Give back each line of the listing below that contains the string "image".

[Supplied information Boundary: Start]

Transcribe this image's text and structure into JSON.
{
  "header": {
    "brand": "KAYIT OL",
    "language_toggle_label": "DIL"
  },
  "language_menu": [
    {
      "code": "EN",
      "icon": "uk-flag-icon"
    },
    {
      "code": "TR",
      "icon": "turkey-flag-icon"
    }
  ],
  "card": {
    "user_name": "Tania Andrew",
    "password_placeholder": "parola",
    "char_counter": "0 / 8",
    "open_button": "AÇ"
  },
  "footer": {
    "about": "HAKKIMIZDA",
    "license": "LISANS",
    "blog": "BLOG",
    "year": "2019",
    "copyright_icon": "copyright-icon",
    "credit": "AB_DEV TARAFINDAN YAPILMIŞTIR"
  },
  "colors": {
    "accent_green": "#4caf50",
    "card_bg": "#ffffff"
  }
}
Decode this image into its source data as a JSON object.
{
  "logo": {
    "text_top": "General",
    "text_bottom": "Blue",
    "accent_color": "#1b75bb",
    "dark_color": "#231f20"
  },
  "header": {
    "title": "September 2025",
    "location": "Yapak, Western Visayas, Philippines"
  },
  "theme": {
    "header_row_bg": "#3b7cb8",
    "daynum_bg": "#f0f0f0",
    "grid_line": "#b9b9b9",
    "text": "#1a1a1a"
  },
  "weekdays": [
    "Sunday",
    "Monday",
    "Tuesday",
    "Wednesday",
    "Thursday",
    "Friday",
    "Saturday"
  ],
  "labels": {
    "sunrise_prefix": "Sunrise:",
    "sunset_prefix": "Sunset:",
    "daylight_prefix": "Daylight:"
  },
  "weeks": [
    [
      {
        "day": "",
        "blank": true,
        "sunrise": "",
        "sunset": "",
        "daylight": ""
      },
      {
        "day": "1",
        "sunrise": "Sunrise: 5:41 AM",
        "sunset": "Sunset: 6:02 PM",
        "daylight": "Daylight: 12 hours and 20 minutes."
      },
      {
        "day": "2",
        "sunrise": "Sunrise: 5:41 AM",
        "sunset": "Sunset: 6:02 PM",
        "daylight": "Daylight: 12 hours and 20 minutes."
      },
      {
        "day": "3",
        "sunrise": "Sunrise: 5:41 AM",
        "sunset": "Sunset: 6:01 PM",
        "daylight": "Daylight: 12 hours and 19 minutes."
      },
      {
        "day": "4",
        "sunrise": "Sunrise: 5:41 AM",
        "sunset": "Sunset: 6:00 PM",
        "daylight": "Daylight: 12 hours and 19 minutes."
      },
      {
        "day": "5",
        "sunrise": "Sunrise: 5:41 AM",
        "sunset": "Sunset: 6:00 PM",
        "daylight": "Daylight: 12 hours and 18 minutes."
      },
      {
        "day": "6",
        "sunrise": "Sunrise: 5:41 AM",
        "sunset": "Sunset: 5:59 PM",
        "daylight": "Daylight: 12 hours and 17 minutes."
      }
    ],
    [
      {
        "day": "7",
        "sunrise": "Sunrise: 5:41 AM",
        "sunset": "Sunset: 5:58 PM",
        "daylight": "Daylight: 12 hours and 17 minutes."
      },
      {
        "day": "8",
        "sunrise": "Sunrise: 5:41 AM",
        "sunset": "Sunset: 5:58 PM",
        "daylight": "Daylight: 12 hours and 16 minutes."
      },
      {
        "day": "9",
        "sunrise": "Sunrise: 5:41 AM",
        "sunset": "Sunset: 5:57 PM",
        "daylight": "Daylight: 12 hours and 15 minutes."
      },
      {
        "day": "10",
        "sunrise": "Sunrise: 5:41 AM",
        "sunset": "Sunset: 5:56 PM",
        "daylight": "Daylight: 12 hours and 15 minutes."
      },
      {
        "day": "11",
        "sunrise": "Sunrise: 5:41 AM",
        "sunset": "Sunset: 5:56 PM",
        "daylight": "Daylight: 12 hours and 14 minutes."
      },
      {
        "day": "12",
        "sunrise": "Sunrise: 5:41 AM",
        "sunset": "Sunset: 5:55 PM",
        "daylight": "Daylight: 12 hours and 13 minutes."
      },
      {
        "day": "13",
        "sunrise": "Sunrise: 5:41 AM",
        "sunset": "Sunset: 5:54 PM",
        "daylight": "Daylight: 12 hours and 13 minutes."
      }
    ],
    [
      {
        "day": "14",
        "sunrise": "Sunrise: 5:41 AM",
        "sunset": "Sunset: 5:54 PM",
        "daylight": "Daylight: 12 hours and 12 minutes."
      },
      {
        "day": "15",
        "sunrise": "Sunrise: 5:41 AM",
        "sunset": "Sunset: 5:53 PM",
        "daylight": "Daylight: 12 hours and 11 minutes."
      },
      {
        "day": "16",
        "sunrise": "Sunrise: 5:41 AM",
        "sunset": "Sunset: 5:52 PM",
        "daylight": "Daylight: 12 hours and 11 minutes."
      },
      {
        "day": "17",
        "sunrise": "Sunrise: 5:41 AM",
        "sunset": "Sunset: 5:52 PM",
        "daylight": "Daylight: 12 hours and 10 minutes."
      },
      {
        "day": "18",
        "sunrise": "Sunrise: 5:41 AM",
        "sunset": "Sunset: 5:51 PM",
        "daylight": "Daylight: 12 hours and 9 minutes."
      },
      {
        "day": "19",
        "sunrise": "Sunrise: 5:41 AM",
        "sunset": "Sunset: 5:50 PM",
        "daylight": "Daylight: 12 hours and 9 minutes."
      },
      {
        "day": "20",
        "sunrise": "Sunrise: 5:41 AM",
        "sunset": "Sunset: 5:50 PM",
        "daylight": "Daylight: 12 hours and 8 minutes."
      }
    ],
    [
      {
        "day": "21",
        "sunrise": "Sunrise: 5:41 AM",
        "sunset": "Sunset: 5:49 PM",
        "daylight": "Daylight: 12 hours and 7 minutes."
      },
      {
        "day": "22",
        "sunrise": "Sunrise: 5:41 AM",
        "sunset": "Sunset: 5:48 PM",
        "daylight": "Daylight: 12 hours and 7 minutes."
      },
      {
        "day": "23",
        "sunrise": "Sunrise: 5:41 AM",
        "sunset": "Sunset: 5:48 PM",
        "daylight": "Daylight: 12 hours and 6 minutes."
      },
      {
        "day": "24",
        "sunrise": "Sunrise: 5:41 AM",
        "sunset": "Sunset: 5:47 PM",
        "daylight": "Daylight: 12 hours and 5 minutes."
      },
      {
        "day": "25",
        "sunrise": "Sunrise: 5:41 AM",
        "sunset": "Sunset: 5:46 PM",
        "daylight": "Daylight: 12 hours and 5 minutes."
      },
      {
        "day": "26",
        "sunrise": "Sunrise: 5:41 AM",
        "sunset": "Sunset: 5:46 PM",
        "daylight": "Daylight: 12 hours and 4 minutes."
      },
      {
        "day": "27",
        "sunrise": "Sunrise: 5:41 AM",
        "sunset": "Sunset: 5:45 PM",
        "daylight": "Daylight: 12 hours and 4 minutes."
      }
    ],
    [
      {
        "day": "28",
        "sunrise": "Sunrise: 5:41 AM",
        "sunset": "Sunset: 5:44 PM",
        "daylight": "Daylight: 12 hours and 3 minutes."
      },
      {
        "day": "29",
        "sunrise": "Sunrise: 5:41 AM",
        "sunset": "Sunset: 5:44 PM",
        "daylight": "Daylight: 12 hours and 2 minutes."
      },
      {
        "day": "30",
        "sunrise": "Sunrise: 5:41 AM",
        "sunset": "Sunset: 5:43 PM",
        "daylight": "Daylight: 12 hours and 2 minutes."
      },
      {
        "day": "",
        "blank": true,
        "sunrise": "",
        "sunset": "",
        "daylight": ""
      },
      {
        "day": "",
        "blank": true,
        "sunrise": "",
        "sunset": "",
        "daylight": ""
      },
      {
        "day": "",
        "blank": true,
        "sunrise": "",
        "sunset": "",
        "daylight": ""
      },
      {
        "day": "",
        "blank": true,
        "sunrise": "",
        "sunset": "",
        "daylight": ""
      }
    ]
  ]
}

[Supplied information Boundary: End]

Response below:
Transcribe this image's text and structure into JSON.
Decode this image into its source data as a JSON object.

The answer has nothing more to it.